Information shown Start Marker

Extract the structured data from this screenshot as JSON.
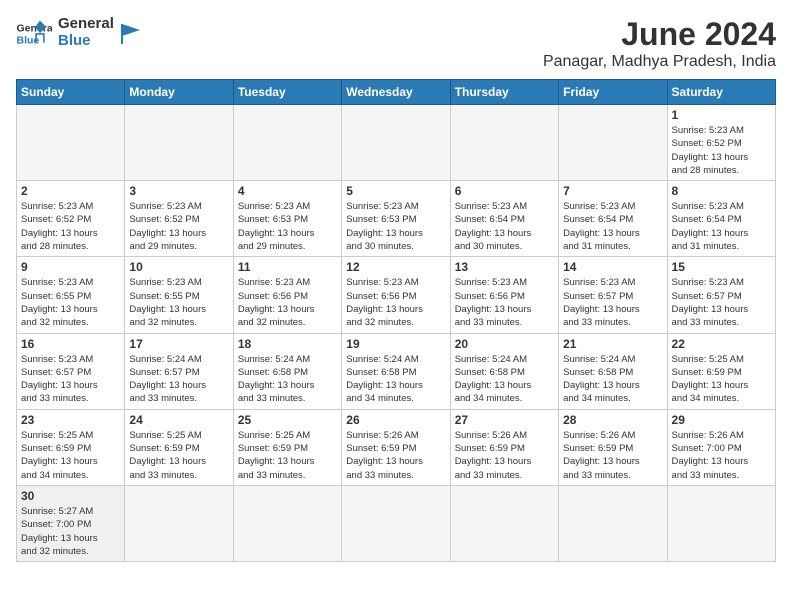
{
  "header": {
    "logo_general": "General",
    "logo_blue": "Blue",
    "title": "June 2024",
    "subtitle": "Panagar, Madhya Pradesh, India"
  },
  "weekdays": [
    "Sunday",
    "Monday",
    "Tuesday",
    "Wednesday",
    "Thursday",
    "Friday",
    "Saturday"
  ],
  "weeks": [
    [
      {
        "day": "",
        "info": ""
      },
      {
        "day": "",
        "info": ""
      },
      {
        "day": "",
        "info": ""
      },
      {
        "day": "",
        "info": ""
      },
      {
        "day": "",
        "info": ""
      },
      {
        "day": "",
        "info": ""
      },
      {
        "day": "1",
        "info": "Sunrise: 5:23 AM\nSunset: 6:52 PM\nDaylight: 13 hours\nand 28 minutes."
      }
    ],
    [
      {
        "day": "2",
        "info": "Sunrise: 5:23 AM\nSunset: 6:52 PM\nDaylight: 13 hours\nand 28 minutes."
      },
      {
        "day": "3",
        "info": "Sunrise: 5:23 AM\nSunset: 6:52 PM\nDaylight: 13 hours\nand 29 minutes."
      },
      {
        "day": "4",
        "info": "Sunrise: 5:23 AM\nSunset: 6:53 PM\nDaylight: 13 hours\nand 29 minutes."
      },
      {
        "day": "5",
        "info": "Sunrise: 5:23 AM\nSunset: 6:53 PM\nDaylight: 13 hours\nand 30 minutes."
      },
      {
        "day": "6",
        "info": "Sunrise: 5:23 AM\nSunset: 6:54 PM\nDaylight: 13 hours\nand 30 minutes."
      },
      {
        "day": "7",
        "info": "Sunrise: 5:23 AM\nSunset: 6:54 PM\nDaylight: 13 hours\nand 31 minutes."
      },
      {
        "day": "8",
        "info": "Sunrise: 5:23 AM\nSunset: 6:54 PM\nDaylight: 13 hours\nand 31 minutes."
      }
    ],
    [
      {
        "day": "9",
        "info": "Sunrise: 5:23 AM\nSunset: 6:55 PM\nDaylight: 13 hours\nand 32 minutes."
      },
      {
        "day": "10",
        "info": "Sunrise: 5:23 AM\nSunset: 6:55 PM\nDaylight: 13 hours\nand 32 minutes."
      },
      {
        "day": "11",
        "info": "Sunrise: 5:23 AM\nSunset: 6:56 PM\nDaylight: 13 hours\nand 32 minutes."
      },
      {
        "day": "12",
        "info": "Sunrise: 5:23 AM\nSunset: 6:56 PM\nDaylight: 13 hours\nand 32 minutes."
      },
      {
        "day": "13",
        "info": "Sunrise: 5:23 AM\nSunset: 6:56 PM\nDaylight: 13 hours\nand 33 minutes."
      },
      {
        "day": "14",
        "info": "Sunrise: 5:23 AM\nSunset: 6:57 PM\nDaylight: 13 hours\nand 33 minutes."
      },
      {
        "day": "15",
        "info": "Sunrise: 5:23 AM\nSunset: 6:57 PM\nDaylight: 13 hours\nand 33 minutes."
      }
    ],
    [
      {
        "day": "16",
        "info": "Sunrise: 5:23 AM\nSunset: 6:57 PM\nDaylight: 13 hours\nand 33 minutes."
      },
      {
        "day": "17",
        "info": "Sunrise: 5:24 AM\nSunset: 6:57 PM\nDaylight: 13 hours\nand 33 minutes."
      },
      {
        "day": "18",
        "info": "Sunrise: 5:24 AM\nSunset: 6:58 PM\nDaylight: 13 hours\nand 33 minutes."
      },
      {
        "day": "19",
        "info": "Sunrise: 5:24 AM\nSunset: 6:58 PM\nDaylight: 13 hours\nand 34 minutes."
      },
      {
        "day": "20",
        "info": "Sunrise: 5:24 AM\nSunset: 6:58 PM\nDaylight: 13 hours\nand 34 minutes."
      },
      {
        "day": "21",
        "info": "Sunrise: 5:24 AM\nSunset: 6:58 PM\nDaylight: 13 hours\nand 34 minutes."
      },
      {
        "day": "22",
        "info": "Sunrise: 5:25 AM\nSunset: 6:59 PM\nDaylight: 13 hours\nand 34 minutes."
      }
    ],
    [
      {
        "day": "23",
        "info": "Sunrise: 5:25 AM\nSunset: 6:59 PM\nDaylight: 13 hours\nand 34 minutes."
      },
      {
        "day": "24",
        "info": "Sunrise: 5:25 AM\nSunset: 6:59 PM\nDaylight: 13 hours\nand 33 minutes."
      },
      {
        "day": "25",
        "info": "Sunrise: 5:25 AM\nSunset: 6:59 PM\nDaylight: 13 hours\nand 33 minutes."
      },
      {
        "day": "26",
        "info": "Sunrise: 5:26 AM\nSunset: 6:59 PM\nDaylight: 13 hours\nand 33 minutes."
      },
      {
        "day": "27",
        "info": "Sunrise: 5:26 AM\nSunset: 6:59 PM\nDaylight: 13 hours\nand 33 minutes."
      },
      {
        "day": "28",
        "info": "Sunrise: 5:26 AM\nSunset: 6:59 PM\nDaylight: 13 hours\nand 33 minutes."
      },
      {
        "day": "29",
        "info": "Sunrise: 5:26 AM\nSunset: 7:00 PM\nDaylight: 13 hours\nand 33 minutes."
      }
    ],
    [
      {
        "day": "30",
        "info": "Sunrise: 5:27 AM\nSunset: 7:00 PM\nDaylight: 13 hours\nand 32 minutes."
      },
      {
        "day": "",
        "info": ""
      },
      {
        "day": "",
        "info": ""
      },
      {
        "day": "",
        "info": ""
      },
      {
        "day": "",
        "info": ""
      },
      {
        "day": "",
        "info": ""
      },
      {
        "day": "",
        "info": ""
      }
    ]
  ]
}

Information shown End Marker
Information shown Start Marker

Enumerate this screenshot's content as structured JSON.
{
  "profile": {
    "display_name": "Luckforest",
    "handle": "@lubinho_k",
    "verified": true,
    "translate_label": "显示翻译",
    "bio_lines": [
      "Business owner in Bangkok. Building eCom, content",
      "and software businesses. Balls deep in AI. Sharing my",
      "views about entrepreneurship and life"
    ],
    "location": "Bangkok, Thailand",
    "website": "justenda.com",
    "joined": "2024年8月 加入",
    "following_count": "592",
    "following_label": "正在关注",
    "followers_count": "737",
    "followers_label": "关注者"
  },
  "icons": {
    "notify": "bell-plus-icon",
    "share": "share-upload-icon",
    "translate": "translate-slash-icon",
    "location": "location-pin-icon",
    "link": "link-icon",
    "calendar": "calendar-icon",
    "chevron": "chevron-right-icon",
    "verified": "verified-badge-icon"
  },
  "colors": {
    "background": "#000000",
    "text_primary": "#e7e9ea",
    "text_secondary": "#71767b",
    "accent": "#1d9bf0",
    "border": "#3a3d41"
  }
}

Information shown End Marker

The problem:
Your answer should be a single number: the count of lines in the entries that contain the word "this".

Task solution:
2